On March 30, 2016, we published a blog post introducing the seven winners of the first long-term electricity tender, just after CENACE made the winning companies’ names public. However, just like it happens in Mexican soap operas, the situation took a dramatic turn of events when CENACE decided to repeat the tender after realizing that one of the winning companies, Wind Gestamp, had allegedly presented incorrect data. Furthermore, other participants had also raised concerns about potential failures in the algorithm used by CENACE to include the project’s location into the decision-making process, forcing the technical system operator to readjust its model.
In the second attempt, the results of the long-term auction drew 11 winners and a total of 18 selected proposals. In addition to Gestamp Wind Mexico, the new results also withdrew Parque Eólico de Reynosa and Alten Energías Renovables from the winning pool. The list of definitive winners was composed of Enel Green Power México, Sol de Insurgentes, SunPower Systems, Recurrent Energy, Jinko Solar, Photoemeris Sustentable, and Vega Solar, which submitted solar energy proposals; and Energía Renovables del Istmo II, Energía Renovable de la Peninsula, Aldesa Energías Renovables, and Consorcio Energía Limpia, which participated with wind energy projects.

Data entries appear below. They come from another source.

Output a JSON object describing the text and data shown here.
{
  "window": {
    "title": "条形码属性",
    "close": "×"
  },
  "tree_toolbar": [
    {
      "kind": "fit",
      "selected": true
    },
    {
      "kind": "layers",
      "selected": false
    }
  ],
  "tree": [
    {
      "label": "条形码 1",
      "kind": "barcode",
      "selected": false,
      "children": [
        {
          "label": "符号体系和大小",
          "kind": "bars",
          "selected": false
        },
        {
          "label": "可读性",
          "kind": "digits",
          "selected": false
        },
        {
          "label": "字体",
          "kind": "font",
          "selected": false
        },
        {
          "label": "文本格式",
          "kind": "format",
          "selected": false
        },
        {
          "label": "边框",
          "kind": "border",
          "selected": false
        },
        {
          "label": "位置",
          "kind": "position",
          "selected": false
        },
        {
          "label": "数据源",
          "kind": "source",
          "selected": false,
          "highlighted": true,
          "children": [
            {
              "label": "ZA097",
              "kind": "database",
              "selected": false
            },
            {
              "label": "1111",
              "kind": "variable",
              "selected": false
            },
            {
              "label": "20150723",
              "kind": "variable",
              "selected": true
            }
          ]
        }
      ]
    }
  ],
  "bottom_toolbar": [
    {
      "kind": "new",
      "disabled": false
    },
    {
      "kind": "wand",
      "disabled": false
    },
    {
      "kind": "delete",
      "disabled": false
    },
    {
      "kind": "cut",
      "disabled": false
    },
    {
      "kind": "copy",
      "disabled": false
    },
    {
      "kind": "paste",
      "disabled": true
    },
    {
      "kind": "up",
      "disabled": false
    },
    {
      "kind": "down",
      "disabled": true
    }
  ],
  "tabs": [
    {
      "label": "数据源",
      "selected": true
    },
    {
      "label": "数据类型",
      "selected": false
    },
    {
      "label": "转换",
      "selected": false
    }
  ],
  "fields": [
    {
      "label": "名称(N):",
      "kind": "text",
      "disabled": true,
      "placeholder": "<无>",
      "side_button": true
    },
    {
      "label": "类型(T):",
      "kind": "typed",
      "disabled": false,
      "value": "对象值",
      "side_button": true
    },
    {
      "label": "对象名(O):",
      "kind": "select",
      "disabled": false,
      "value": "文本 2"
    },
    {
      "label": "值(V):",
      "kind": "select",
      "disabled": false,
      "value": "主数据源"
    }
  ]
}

Solar energy was the unquestionable winner of the tender, as 12 out of the 18 winning proposals are based on this technology, amounting to 1,771MW of the assigned energy with an average price of US$45.15 per megawatt-hour. The results obtained by solar energy in this first electricity tender enhance Mexico’s position as one of the world’s most attractive solar markets. Wind, on the contrary, experienced a reduction in the amount of megawatts assigned from the first to the second tender, finally amounting to 562MW. Together, the 18 proposals represent 84% of the total energy originally requested by CFE, and 94.6% of the MX$5,380,911 worth of CELs offered in the tender.
A bittersweet success
After the first results were published, renowned international media qualified the first Mexican electricity tender as an undeniable success. However, CENACE and the system’s miscalculations tarnished the country’s achievement even though the results of the second attempt were also remarkable. According to César Hernández Ochoa, Undersecretary of Electricity, the situation observed by CENACE during the first electricity tender is contemplated in the tendering guidelines but must not be the norm under regular conditions. Moreover, performing the second attempt at the tendering round the night before the results were announced was also seen as a questionable decision from CENACE’s part, as it could raise questions about the process’ transparency. Nonetheless, the operator made the regulations that validate its decision available on its website, as well as the new algorithm that was used in the process.
Despite the extraordinary events, the first long-term electricity tender can be considered successful in the sense that it managed to allocate most of the energy required by CFE at a lower price than expected. Nonetheless, the Mexican authorities need to learn from the experience and improve the process to avoid the incidence of similar issues in the future. If these type of errors continue to happen in future tenders, the country could be at risk of losing the investors’ trust, missing the business opportunities opened by this reform. Nonetheless, it is expected that Mexico will pass quickly through the learning curve in the electricity market just as it has done in the hydrocarbons sector.